On the more serious, less obvious side of things, a general trend toward sustainable minimalism has been creeping into the arts, architecture, automobile design, literature, and apparel design for about a decade. The entire de-cluttering movement, replete with books, videos, and websites, preaches a lifestyle of using only what you need. One of the results of this social trend is tiny houses. So, it’s not all about the money or the location, location, location. Instead, the small house craze is part of a much larger trend and will likely be with us for a long time.
The one-car family trend is part of minimalism as well but in a different way. In fact, the one-car trend might eventually transform into the no car trend. An entire undercurrent of green and sustainable everything has suffused industries as diverse as automotive design, modern art, gardening, and entertainment. The one-car phenomenon began about five years ago when an influential journalist, writing in an influential magazine on a major news site, pronounced that young couples could do the planet a huge service by opting to share one car rather than own two.
The manifesto caught on, at least in certain circles, and brought us to the place we are today. Young marrieds are working on the share system, sometimes with success and sometimes not. But the effort and intention are there and the result is not a very happy one for companies that sell cars. At least in urban areas, the one-car things can work out, especially when mass transit is a backup and ride-sharing services are available.
The bottom line for this trend is that it’ll probably stick around for at least a decade but could be co-opted by the ride-share movement. It’s a fact that many urban dwellers are nowadays choosing not to own cars at all. They use mass transit, ride-sharing, bicycles, and electric mopeds to get from point A to point B.
Opting for Green Energy Savings
Experts say that one of the most transformational consumer products of the past quarter-century has been the programmable thermostat. The inexpensive little device has had a profound effect on culture, energy consumption, and family cohesion. They also save homeowners a ton of money every year on utility bills.
The personal finance trend related to green energy is this: the huge majority of new homeowners are opting for items like programmable thermostats, super-efficient insulation, solar panels on roofs and in backyards, hybrid cars, smart lighting systems, and similar money-saving components. How long with the green energy trend survive? This one has real legs and has the advantage of delivering serious savings to consumers, so it will probably be with us for decades to come.
Hands-On Credit Building
The Internet is a part of many personal finance trends, and the credit-building one is no exception. Since some of the credit reporting and disclosure laws were changed in 2011, and since the advent of worldwide Internet connectivity, individuals have been able to view and amend their credit reports whenever they want. Gone are the days when adults waiting patiently by the mailbox for their one free, annual credit report from each of the big three agencies.

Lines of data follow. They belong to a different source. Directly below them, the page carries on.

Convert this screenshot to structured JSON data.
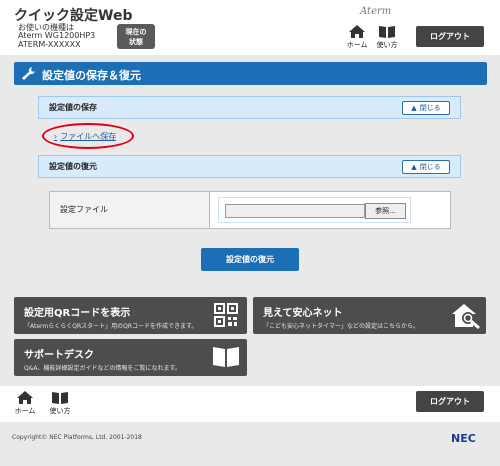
{
  "header": {
    "app_title": "クイック設定Web",
    "device_label": "お使いの機種は",
    "device_model": "Aterm WG1200HP3",
    "device_id": "ATERM-XXXXXX",
    "status_button": [
      "現在の",
      "状態"
    ],
    "brand_logo": "Aterm",
    "home_label": "ホーム",
    "howto_label": "使い方",
    "logout_label": "ログアウト"
  },
  "page": {
    "title": "設定値の保存＆復元"
  },
  "save_section": {
    "heading": "設定値の保存",
    "close_label": "閉じる",
    "link_label": "ファイルへ保存"
  },
  "restore_section": {
    "heading": "設定値の復元",
    "close_label": "閉じる",
    "file_label": "設定ファイル",
    "file_value": "",
    "browse_label": "参照...",
    "restore_button": "設定値の復元"
  },
  "tiles": [
    {
      "title": "設定用QRコードを表示",
      "desc": "「AtermらくらくQRスタート」用のQRコードを作成できます。",
      "icon": "qr-code-icon"
    },
    {
      "title": "見えて安心ネット",
      "desc": "「こども安心ネットタイマー」などの設定はこちらから。",
      "icon": "house-search-icon"
    },
    {
      "title": "サポートデスク",
      "desc": "Q&A、機能詳細設定ガイドなどの情報をご覧になれます。",
      "icon": "book-icon"
    }
  ],
  "footer": {
    "home_label": "ホーム",
    "howto_label": "使い方",
    "logout_label": "ログアウト",
    "copyright": "Copyright© NEC Platforms, Ltd. 2001-2018",
    "nec_logo": "NEC"
  },
  "colors": {
    "accent_blue": "#1c6eb5",
    "section_bg": "#d8ebfb",
    "tile_bg": "#4d4d4d",
    "highlight_red": "#e40014"
  }
}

Now, anyone can log in to one of the credit-building websites, access all their scores, see the detailed data behind every component of the numbers, and opt for quick-fix strategies to up their credit rating. It still takes between one and six months for results, but there has never been as much power in the hands of consumers as there is today. Practically anyone can find out their scores, discover why the numbers are high or low, and begin the quest to remedy high credit usage, negatives on a given report, wait for hard pulls to go away, know who has requested information, and see a listing of all their open credit accounts.